This oval ivory miniature shows the interior of the Jami Masjid, India’s largest mosque. A workforce of 5000 built it between 1644 and 1656, during the reign of the Mughal Emperor Shah Jahan. This painting dates from about 1850, some two hundred years later.
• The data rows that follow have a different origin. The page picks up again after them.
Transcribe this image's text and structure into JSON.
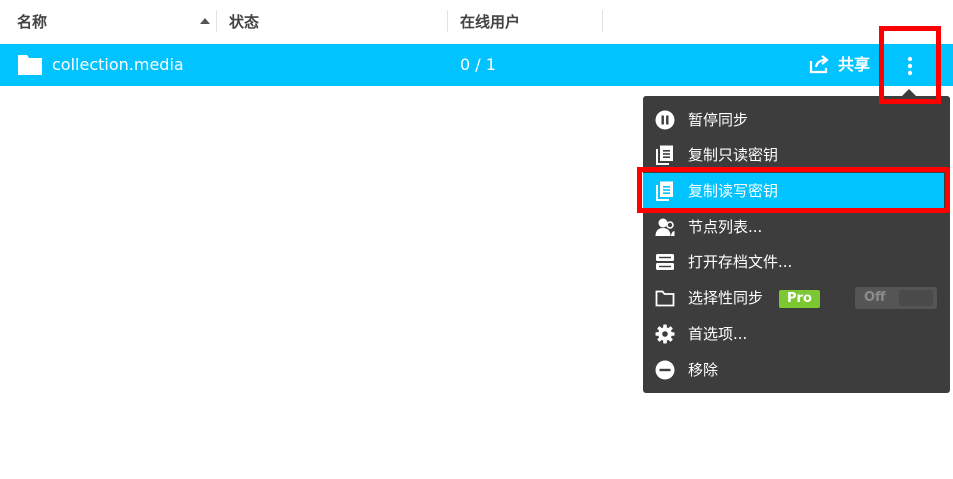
{
  "header": {
    "col_name": "名称",
    "col_status": "状态",
    "col_users": "在线用户"
  },
  "row": {
    "name": "collection.media",
    "users": "0 / 1",
    "share_label": "共享"
  },
  "menu": {
    "items": [
      {
        "label": "暂停同步",
        "icon": "pause-icon"
      },
      {
        "label": "复制只读密钥",
        "icon": "copy-icon"
      },
      {
        "label": "复制读写密钥",
        "icon": "copy-icon"
      },
      {
        "label": "节点列表...",
        "icon": "peers-icon"
      },
      {
        "label": "打开存档文件...",
        "icon": "archive-icon"
      },
      {
        "label": "选择性同步",
        "icon": "folder-icon"
      },
      {
        "label": "首选项...",
        "icon": "gear-icon"
      },
      {
        "label": "移除",
        "icon": "remove-icon"
      }
    ],
    "selective_badge": "Pro",
    "selective_toggle": "Off"
  },
  "colors": {
    "accent": "#00c3ff",
    "menu_bg": "#3d3d3d",
    "highlight": "#ff0000",
    "pro": "#7cc832"
  }
}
The practice of painting on ivory in India has a long history. However, Indian artists only began to paint large numbers of portraits on ivory in the 18th century, as a result of British influence. At this time a number of professional British miniaturists visited India, and their work reintroduced the technique to Indian artists. Painting on ivory was especially popular in Delhi and reached its peak during 1840 to 1880. The enormous output of paintings on ivory during these years was clearly intended for the British market. They therefore fall into the category of Company Paintings, named after the East India Company.